** Opening LISTED ENTRIES block **

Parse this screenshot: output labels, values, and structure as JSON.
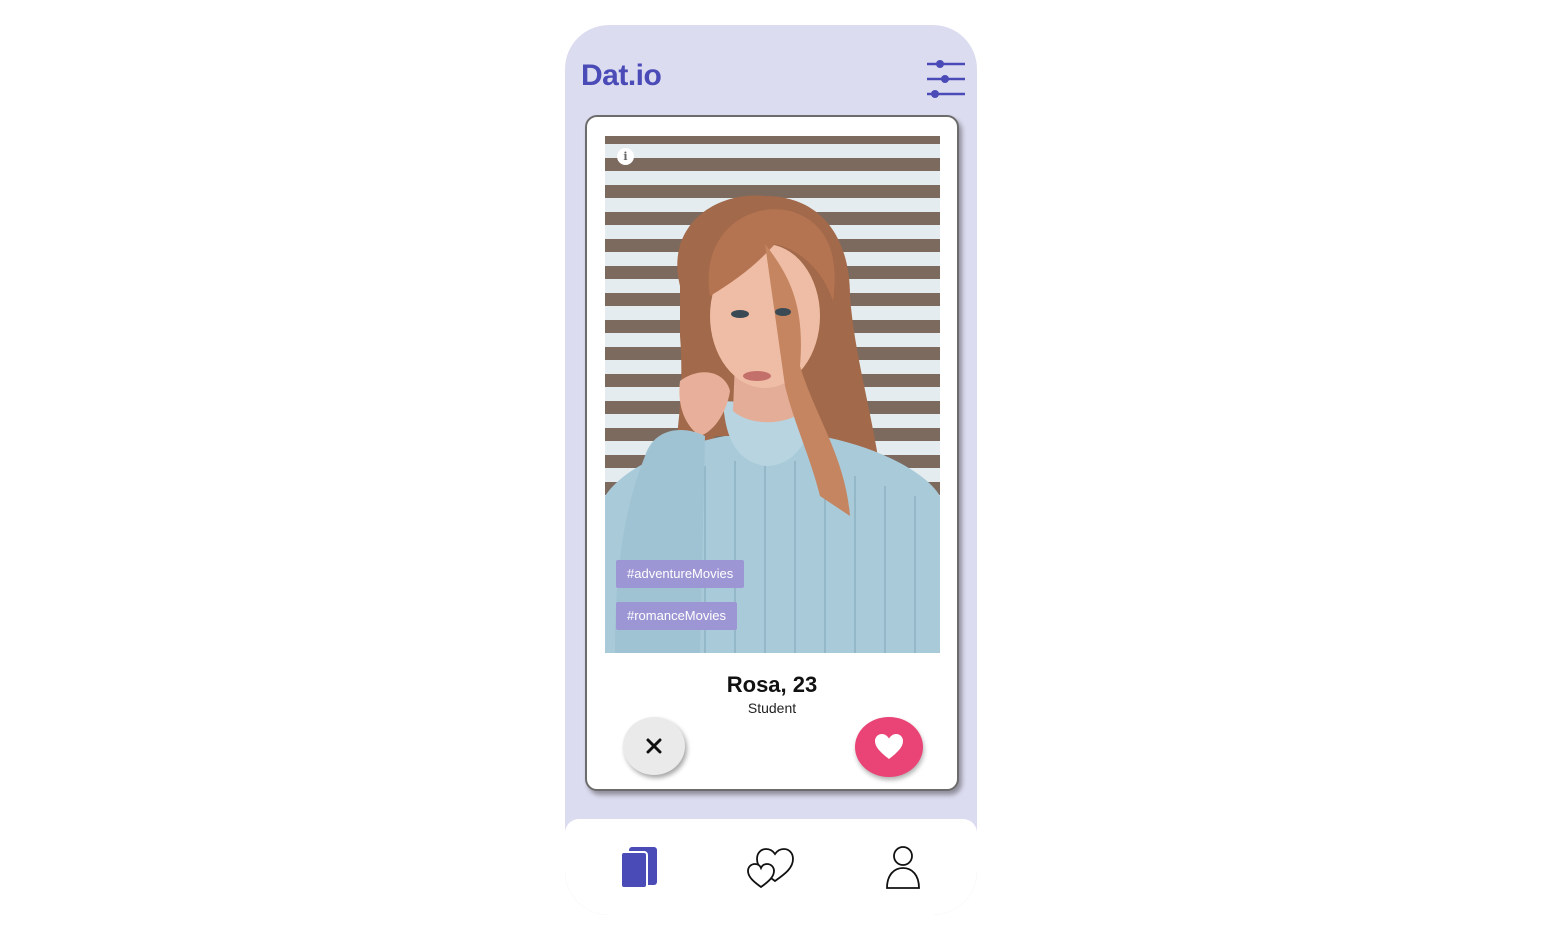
{
  "app": {
    "title": "Dat.io",
    "accent_color": "#4b4bb8",
    "background_color": "#dcdcf0"
  },
  "header": {
    "filter_icon": "sliders-icon"
  },
  "profile_card": {
    "info_icon": "info-icon",
    "info_glyph": "i",
    "tags": [
      "#adventureMovies",
      "#romanceMovies"
    ],
    "tag_color": "#9c97d4",
    "name_age": "Rosa, 23",
    "occupation": "Student"
  },
  "actions": {
    "dislike_icon": "close-icon",
    "dislike_glyph": "✕",
    "like_icon": "heart-icon",
    "like_color": "#ea4376"
  },
  "bottom_nav": {
    "items": [
      {
        "icon": "cards-icon",
        "active": true
      },
      {
        "icon": "hearts-icon",
        "active": false
      },
      {
        "icon": "user-icon",
        "active": false
      }
    ]
  }
}
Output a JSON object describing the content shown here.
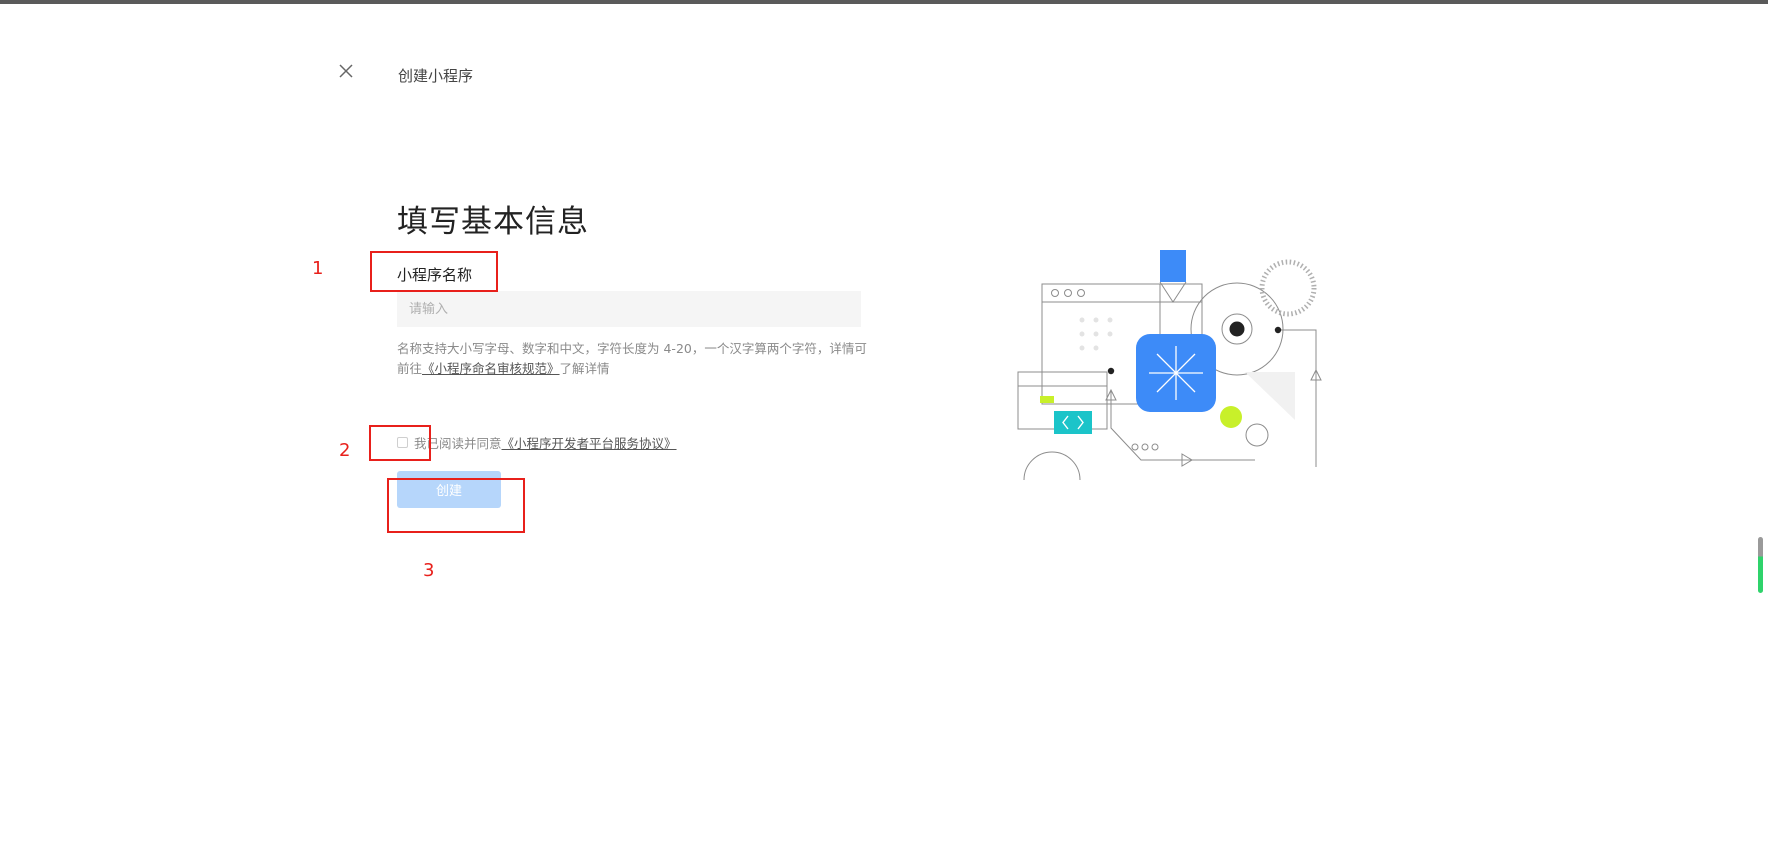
{
  "header": {
    "title": "创建小程序",
    "close_icon": "close-icon"
  },
  "form": {
    "title": "填写基本信息",
    "name_label": "小程序名称",
    "name_placeholder": "请输入",
    "name_value": "",
    "hint_prefix": "名称支持大小写字母、数字和中文，字符长度为 4-20，一个汉字算两个字符，详情可前往",
    "hint_link": "《小程序命名审核规范》",
    "hint_suffix": "了解详情",
    "agree_text": "我已阅读并同意",
    "agree_link": "《小程序开发者平台服务协议》",
    "agree_checked": false,
    "create_label": "创建",
    "create_enabled": false
  },
  "annotations": [
    {
      "label": "1"
    },
    {
      "label": "2"
    },
    {
      "label": "3"
    }
  ],
  "colors": {
    "primary_blue": "#3d8bf8",
    "button_disabled": "#b6d6fb",
    "annotation_red": "#e8201b",
    "accent_lime": "#c8f02a",
    "accent_teal": "#1bc4c9"
  }
}
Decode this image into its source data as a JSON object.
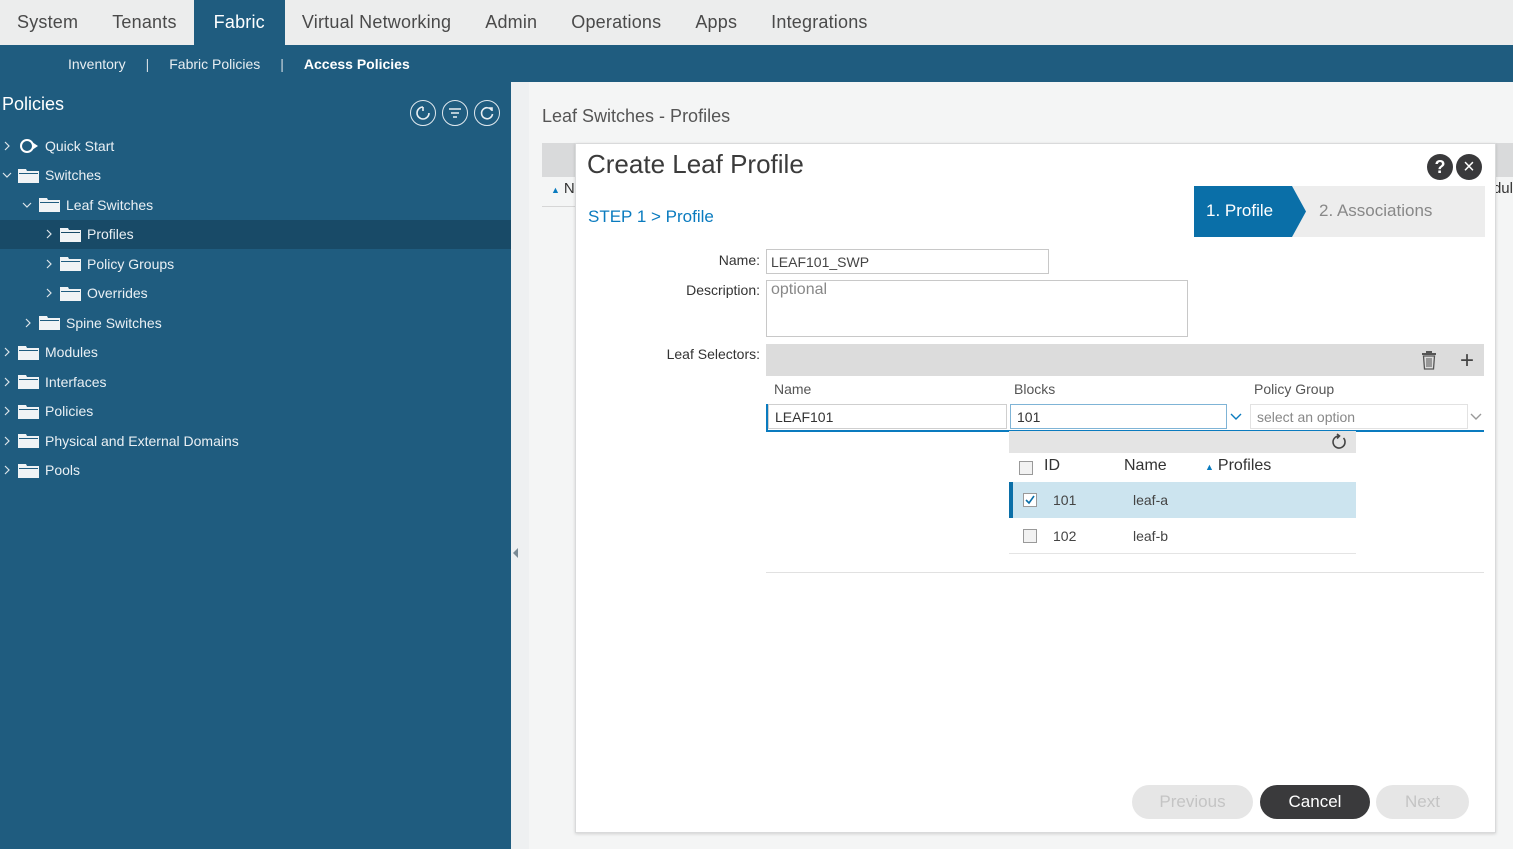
{
  "top_nav": {
    "tabs": [
      "System",
      "Tenants",
      "Fabric",
      "Virtual Networking",
      "Admin",
      "Operations",
      "Apps",
      "Integrations"
    ],
    "active": "Fabric"
  },
  "sub_nav": {
    "items": [
      "Inventory",
      "Fabric Policies",
      "Access Policies"
    ],
    "separator": "|",
    "active": "Access Policies"
  },
  "sidebar": {
    "title": "Policies",
    "tree": [
      {
        "label": "Quick Start",
        "icon": "quick-start-icon"
      },
      {
        "label": "Switches",
        "icon": "folder-icon",
        "expanded": true
      },
      {
        "label": "Leaf Switches",
        "icon": "folder-icon",
        "expanded": true
      },
      {
        "label": "Profiles",
        "icon": "folder-icon",
        "selected": true
      },
      {
        "label": "Policy Groups",
        "icon": "folder-icon"
      },
      {
        "label": "Overrides",
        "icon": "folder-icon"
      },
      {
        "label": "Spine Switches",
        "icon": "folder-icon"
      },
      {
        "label": "Modules",
        "icon": "folder-icon"
      },
      {
        "label": "Interfaces",
        "icon": "folder-icon"
      },
      {
        "label": "Policies",
        "icon": "folder-icon"
      },
      {
        "label": "Physical and External Domains",
        "icon": "folder-icon"
      },
      {
        "label": "Pools",
        "icon": "folder-icon"
      }
    ]
  },
  "content": {
    "title": "Leaf Switches - Profiles",
    "col_fragment_left": "N",
    "col_fragment_right": "dul"
  },
  "modal": {
    "title": "Create Leaf Profile",
    "help": "?",
    "close": "×",
    "step_text": "STEP 1 > Profile",
    "wizard": {
      "step1": "1. Profile",
      "step2": "2. Associations"
    },
    "fields": {
      "name_label": "Name:",
      "name_value": "LEAF101_SWP",
      "description_label": "Description:",
      "description_placeholder": "optional",
      "leaf_selectors_label": "Leaf Selectors:"
    },
    "selector_table": {
      "columns": [
        "Name",
        "Blocks",
        "Policy Group"
      ],
      "row": {
        "name": "LEAF101",
        "blocks": "101",
        "policy_group_placeholder": "select an option"
      }
    },
    "blocks_dropdown": {
      "columns": [
        "ID",
        "Name",
        "Profiles"
      ],
      "rows": [
        {
          "id": "101",
          "name": "leaf-a",
          "checked": true
        },
        {
          "id": "102",
          "name": "leaf-b",
          "checked": false
        }
      ]
    },
    "buttons": {
      "previous": "Previous",
      "cancel": "Cancel",
      "next": "Next"
    }
  }
}
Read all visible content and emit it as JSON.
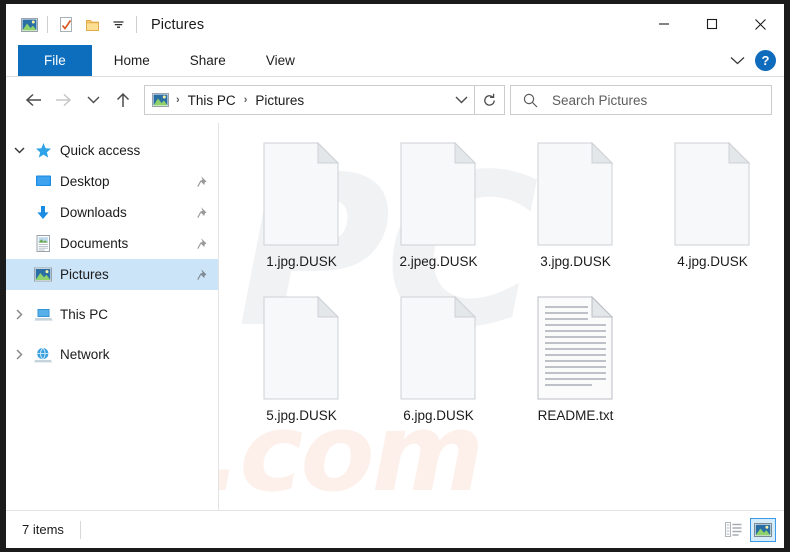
{
  "window": {
    "title": "Pictures",
    "accent_color": "#0d6ebe",
    "selection_color": "#cce4f7",
    "controls": {
      "minimize": "minimize-button",
      "maximize": "maximize-button",
      "close": "close-button"
    }
  },
  "quick_access_toolbar": {
    "items": [
      {
        "icon": "pictures-folder-icon",
        "label": "Pictures"
      },
      {
        "icon": "properties-icon",
        "label": "Properties"
      },
      {
        "icon": "new-folder-icon",
        "label": "New folder"
      },
      {
        "icon": "customize-dropdown-icon",
        "label": "Customize Quick Access Toolbar"
      }
    ]
  },
  "ribbon": {
    "tabs": [
      {
        "label": "File",
        "active": true
      },
      {
        "label": "Home",
        "active": false
      },
      {
        "label": "Share",
        "active": false
      },
      {
        "label": "View",
        "active": false
      }
    ],
    "expand_label": "Expand the Ribbon",
    "help_label": "?"
  },
  "navigation": {
    "back": "Back",
    "forward": "Forward",
    "recent": "Recent locations",
    "up": "Up one level",
    "refresh": "Refresh",
    "breadcrumb": {
      "icon": "pictures-folder-icon",
      "parts": [
        "This PC",
        "Pictures"
      ],
      "separator": "›"
    }
  },
  "search": {
    "placeholder": "Search Pictures",
    "value": "",
    "icon": "search-icon"
  },
  "sidebar": {
    "items": [
      {
        "label": "Quick access",
        "icon": "star-icon",
        "twisty": "expanded",
        "indent": false,
        "pinned": false,
        "selected": false
      },
      {
        "label": "Desktop",
        "icon": "desktop-icon",
        "twisty": "none",
        "indent": true,
        "pinned": true,
        "selected": false
      },
      {
        "label": "Downloads",
        "icon": "downloads-icon",
        "twisty": "none",
        "indent": true,
        "pinned": true,
        "selected": false
      },
      {
        "label": "Documents",
        "icon": "documents-icon",
        "twisty": "none",
        "indent": true,
        "pinned": true,
        "selected": false
      },
      {
        "label": "Pictures",
        "icon": "pictures-icon",
        "twisty": "none",
        "indent": true,
        "pinned": true,
        "selected": true
      },
      {
        "label": "This PC",
        "icon": "this-pc-icon",
        "twisty": "collapsed",
        "indent": false,
        "pinned": false,
        "selected": false
      },
      {
        "label": "Network",
        "icon": "network-icon",
        "twisty": "collapsed",
        "indent": false,
        "pinned": false,
        "selected": false
      }
    ]
  },
  "files": [
    {
      "name": "1.jpg.DUSK",
      "icon": "blank-file-icon"
    },
    {
      "name": "2.jpeg.DUSK",
      "icon": "blank-file-icon"
    },
    {
      "name": "3.jpg.DUSK",
      "icon": "blank-file-icon"
    },
    {
      "name": "4.jpg.DUSK",
      "icon": "blank-file-icon"
    },
    {
      "name": "5.jpg.DUSK",
      "icon": "blank-file-icon"
    },
    {
      "name": "6.jpg.DUSK",
      "icon": "blank-file-icon"
    },
    {
      "name": "README.txt",
      "icon": "text-file-icon"
    }
  ],
  "watermarks": {
    "background_text": "PC",
    "foreground_text": "risk.com"
  },
  "statusbar": {
    "item_count": "7 items",
    "views": [
      {
        "name": "details-view-button",
        "active": false
      },
      {
        "name": "large-icons-view-button",
        "active": true
      }
    ]
  }
}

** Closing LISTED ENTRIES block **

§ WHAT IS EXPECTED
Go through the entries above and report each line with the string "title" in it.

§ ANSWER SPACE
    "title": "Dat.io",
    "title": "创建小程序",
    "title": "填写基本信息",
    "title": "Policies",
    "title": "Leaf Switches - Profiles",
    "title": "Create Leaf Profile",
    "title": "Pictures",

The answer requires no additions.